The Erie County General Fund budget for 2015 will be $1.43 billion, which represents a 2.86% or $39.7 million increase in spending over 2014. Nearly 90% of the Budget is dictated by mandated costs from New York State and the federal government, costs which are the primary drivers behind the spending increase. Some of these mandated costs include dramatic increases in the caseloads and expense of the Safety Net program (for the second year in a row), and additional spending for Correctional Health services to resolve union grievances. Additionally, due to a mid-year 2014 decision by the New York State Office of Children and Family Services (“OCFS”) affecting the state training school program, there will be large increases in the daily cost charged to the County for housing youth detained in such facilities. This is translating to a 2015 projected cost of $2.7 million higher than was budgeted in 2014 for this program. Other cost increases looming in 2015 include increases under newly negotiated collective bargaining agreements in 2013 and 2014, particularly the CSEA contract, and continuing increases in debt service payment obligations related to the aforementioned road and highway improvements and projects.

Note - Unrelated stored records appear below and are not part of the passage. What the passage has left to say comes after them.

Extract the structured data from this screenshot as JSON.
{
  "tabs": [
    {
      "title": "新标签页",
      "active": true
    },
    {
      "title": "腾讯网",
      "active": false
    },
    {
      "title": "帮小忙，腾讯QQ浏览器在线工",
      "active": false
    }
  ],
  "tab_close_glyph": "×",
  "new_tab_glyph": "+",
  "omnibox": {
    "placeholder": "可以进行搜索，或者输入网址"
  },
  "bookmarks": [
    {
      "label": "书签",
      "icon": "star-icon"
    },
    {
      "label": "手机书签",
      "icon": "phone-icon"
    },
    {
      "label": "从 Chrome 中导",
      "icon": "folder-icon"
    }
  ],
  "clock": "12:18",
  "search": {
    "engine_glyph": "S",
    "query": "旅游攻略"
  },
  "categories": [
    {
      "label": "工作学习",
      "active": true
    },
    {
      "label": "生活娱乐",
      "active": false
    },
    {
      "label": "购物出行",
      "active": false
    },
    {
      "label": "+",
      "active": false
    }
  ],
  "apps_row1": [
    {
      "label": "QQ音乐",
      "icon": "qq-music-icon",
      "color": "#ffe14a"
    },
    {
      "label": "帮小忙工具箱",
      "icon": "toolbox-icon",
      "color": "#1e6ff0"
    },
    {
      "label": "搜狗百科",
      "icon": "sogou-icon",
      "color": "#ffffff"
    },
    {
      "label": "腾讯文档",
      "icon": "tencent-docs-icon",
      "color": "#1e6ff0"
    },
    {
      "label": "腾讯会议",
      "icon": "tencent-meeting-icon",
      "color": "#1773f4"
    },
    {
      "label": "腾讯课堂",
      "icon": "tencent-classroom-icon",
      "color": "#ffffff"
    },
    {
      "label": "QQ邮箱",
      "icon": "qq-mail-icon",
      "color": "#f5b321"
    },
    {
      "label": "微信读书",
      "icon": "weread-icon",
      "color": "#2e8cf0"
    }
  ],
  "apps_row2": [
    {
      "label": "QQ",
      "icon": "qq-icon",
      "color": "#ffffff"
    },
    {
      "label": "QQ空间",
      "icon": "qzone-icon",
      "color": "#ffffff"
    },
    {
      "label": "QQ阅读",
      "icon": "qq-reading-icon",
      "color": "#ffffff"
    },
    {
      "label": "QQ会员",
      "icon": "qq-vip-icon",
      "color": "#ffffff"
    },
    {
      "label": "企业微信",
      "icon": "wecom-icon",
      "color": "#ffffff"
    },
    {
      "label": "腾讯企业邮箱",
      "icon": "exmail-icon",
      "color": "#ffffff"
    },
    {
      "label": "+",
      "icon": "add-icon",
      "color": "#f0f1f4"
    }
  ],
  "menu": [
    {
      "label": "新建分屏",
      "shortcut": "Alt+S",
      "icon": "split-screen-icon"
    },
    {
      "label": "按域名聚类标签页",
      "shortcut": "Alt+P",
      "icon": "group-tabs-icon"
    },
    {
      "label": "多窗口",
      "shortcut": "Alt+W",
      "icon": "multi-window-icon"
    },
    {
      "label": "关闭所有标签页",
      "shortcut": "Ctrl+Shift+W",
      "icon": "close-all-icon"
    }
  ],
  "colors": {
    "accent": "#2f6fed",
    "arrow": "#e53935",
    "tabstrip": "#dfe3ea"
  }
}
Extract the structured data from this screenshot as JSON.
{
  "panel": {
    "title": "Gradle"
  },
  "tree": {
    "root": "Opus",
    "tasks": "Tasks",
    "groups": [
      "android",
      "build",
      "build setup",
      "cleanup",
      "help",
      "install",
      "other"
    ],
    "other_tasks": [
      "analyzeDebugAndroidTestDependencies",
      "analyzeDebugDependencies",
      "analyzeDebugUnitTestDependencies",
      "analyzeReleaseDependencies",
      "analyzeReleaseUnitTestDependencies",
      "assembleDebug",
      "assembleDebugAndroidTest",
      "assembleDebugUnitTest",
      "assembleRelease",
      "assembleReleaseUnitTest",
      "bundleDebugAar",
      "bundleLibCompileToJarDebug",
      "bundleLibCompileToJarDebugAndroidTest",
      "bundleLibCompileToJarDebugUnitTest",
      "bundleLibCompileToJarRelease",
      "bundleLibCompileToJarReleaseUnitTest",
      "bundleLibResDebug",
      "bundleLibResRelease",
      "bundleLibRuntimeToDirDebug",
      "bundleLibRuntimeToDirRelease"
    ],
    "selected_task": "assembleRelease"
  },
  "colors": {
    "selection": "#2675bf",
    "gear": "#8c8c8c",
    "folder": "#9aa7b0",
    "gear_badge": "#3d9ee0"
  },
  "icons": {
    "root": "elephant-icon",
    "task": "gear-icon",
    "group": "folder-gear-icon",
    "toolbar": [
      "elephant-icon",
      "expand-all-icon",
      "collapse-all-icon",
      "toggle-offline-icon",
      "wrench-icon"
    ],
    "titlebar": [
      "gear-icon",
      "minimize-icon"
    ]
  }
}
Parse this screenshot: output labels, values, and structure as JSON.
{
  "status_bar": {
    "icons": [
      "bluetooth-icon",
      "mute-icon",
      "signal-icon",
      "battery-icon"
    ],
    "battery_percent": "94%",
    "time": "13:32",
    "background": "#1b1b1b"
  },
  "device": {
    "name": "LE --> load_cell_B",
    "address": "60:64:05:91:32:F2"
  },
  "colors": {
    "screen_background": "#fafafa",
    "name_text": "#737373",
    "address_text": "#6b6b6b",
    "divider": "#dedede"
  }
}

“As has been the case throughout my time as County Executive, the property tax rate per thousand will remain $5.03 in 2015, which it has been since 2009.  I would also mention that this is one of the lowest county property tax rates in the state and a lower rate than in 1990,” Poloncarz concluded. “While we are facing increased costs in some areas, we are also seeing reductions in fringe benefit expenses, lessened Medicaid expense as the state’s ‘hard cap’ goes into effect, the inclusion of $3.5 million in casino revenue for the first time, and $6.2 million in additional revenue to the levy from assessment growth.”

Click here to view the 2015 Erie County Budget: